Wednesday, October 11 @ 11:00 am–1:00 pm
Microfluidic technology enabling biomedical applications
Jaap den Toonder, Microsystems Research Section, Department of Mechanical Engineering, and Institute for Complex Molecular Systems, Eindhoven University of Technology.
Currently, visiting professor at IBEC, Barcelona
Microfluidics is the science and technology of manipulating and analyzing fluid flow at small scales, typically from millimeters down to micrometers. At these scales, fluid flow is almost always laminar which enables excellent control over the flow. Microfluidic devices can be made using a range of microfabrication approaches and materials, and these enable to integrate tailored electronic or mechanical functions. These unique properties of microfluidic technologies, and the ongoing further development of the technology, enable a range of new biomedical applications, including diagnostic and monitoring devices, medical implants, and organ-on-chip.
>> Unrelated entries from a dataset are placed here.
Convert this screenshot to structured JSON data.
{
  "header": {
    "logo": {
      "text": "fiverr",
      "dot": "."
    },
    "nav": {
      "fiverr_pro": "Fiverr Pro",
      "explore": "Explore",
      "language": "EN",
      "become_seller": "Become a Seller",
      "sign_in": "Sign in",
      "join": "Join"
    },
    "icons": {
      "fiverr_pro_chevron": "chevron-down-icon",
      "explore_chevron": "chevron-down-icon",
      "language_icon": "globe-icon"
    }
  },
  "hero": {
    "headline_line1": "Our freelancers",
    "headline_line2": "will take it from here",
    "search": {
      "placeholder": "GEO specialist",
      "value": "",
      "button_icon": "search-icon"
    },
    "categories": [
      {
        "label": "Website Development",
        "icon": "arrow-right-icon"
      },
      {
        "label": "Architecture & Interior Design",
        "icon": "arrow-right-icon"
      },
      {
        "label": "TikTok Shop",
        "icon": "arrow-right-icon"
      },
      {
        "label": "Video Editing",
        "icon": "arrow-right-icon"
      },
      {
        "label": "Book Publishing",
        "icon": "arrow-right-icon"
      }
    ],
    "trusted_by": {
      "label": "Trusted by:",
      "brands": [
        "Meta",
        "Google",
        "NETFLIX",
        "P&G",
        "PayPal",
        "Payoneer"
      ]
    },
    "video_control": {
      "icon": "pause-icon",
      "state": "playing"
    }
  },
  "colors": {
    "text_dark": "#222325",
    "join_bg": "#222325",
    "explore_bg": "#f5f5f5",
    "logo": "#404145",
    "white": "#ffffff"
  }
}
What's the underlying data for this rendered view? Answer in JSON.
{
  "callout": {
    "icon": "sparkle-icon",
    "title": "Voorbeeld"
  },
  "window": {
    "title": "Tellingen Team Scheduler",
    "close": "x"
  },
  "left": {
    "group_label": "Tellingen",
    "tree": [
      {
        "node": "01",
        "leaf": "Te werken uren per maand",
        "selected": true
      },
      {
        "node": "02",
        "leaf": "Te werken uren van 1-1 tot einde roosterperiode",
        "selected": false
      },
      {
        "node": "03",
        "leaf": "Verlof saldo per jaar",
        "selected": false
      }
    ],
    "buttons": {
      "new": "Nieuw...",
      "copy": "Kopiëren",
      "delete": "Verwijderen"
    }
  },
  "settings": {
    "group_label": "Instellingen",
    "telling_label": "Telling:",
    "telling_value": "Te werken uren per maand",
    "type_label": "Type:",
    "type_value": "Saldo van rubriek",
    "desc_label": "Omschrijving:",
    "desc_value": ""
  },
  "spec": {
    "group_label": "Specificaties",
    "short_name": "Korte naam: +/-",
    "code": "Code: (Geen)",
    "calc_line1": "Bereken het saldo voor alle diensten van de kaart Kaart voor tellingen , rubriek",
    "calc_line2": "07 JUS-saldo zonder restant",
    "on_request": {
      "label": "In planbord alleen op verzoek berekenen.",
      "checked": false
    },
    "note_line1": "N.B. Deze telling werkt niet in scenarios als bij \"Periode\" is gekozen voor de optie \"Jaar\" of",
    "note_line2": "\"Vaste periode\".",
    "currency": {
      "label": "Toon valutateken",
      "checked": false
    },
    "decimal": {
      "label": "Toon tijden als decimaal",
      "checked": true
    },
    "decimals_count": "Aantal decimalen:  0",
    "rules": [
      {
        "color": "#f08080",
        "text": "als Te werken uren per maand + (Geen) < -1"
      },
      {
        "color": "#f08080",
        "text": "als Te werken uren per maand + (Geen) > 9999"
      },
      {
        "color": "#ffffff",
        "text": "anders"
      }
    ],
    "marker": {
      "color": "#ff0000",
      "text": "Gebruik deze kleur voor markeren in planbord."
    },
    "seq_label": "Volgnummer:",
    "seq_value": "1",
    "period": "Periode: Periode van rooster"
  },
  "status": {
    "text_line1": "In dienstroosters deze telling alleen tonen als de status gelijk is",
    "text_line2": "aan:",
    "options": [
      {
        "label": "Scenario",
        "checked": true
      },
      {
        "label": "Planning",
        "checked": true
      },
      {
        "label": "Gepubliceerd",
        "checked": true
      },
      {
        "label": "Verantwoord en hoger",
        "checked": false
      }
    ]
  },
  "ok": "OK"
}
In this lecture, I will present recent developments within three research lines of our lab. (1) Bio-inspired microfluidics: A novel microfluidic flow generation concept inspired by nature, which is based on magnetic nano- and micro-actuators we call “artificial cilia”; integrated in microfluidic devices, these can be used to induce flow, to manipulate particles, and as actuators in cellular mechano-transduction research. (2) Microfluidic devices for health: Examples of microfluidic devices for health applications, specifically a sweat sensing device for non-invasive semi-continuous monitoring of hospitalized patients, and a smart eye implant to control eye pressure in glaucoma patients after surgery. (3) Organ-on-chip: A game-changing technology in which human cells are cultured in microfluidic chips simulating and predicting the response of healthy and diseased human tissues. I will focus on cancer-on-chip approaches to understand initial stages of cancer metastasis, and on our lumen-based organ-on-chip models that are enabled by a 3D sugar printing technique we developed.